I was stationed at Kirtland AFB from March 1978 to January 1983 and also
later worked at Sandia Labs. I have pictures on my weather web site
that you may download and use. I will add more in a few days.
The color drawing is from an original concept of design before anything was
built at Trestle. I had wind measuring equipment on Trestle grounds
and at Vertical Polarized Dipole Horizontal Polarized Dipole (VPD/HPD),
the facility next to Trestle. There were plans to construct another
facility in that arroyo as a vertical test of the MX missile.
Other activities at Kirtland: East of the Manzano Base area of KAFB
was an asphalt paved road area that was used to train DOE security guards/drivers
on security of nuclear materials in trucks. The asphalt road was miles
down dirt roads behind Manzano and beyond the firing range.
In that same area was Coyote Canyon. We trained Sandia technicians
to use the Rawinsonde system they had borrowed from Air Force Weapons Lab.
They were firing air-to-air missiles through the canyon and needed to measure
the environmental conditions of the canyon.
Further East was a bomb test area that AFWL used to evaluate blast effects
of 800 pound bombs.

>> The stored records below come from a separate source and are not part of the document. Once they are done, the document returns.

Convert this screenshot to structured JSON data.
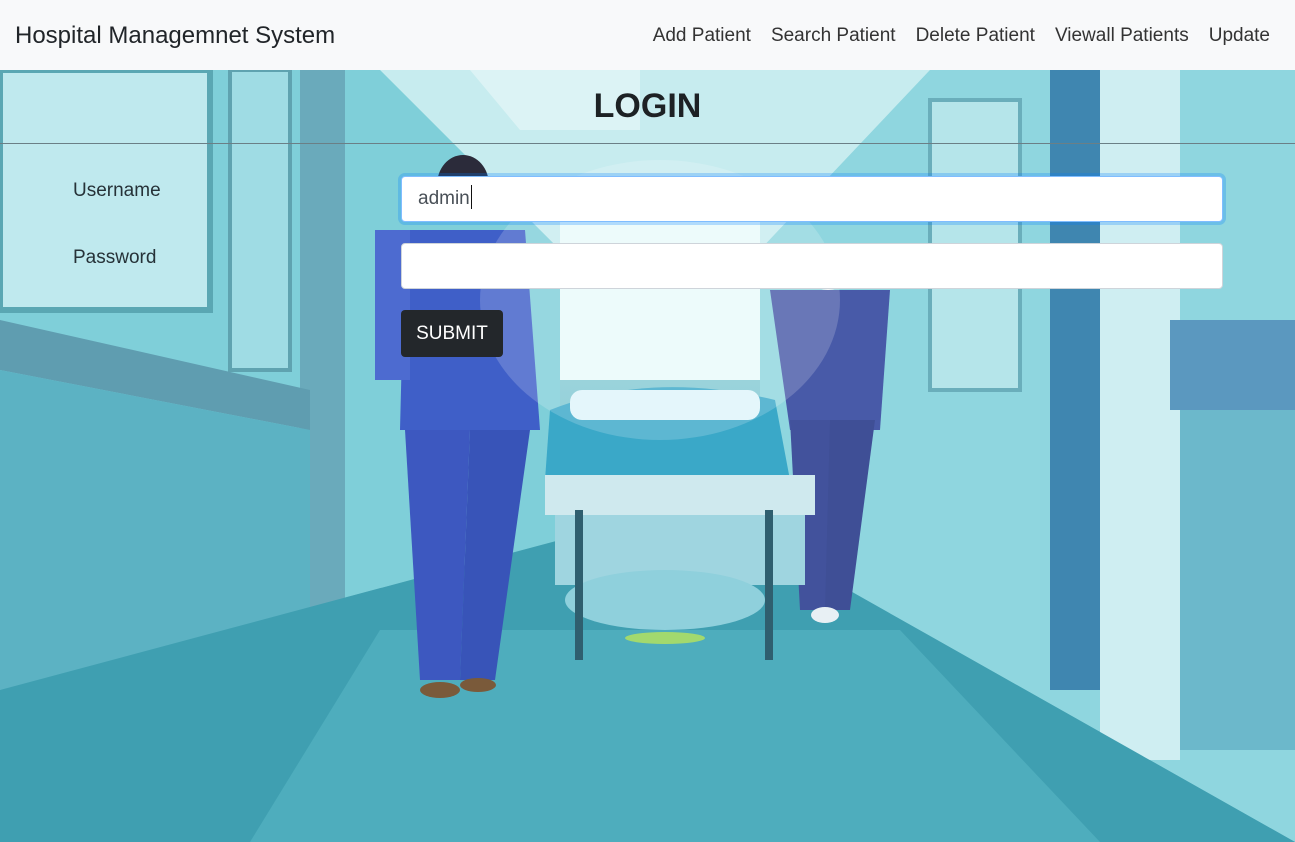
{
  "navbar": {
    "brand": "Hospital Managemnet System",
    "links": [
      "Add Patient",
      "Search Patient",
      "Delete Patient",
      "Viewall Patients",
      "Update"
    ]
  },
  "login": {
    "title": "LOGIN",
    "username_label": "Username",
    "username_value": "admin",
    "password_label": "Password",
    "password_value": "",
    "submit_label": "SUBMIT"
  },
  "colors": {
    "navbar_bg": "#f8f9fa",
    "button_bg": "#23272b",
    "focus_border": "#80bdff"
  },
  "background": {
    "image": "hospital-corridor-photo"
  }
}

I have shrapnel souvenirs of that job.
I have 1977 pictures of the F4 that rode the sled into the reinforced
block. That was co-sponsored by Japan to test the effect of an aircraft
crashing onto a nuclear power plant structure.
Do you know about Thunder Wells ? That was a place on South KAFB where
they drilled holes and filled them with ammonium nitrate slurry and detonated
it. It tested blast doors of missile silo designs. The unexploded
slurry later years later seeped into the South Valley ground water.
KAFB also had a south landing strip. We used it to train C-130 Rescue
crews on landing. There was an Air Force Ground Control Approach (GCA)
radar just for that purpose only.
Sandia had their own weather station until their forecaster retired.
They had a large network of lightning detectors and lightning warning receivers
around the base and Sandia.
The southern most end of Wyoming Blvd was an animal facility. It was
used for testing who knows what I didn't want to know. I've heard that
there is an area near the golf course where irradiated sheep were buried.
When Iran attacked the US Embassy in Tehran, Sandia Labs used the basement
of an abandoned barracks at Manzano Base to test a foam dispensing security
system. I had to remove some equipment cabling so they could destroy
the building or whatever they wanted to do. Mixtures of the foam could
make the floors slippery or sticky, or even solidify to trap the invaders.
Weather Equipment Technician, Retired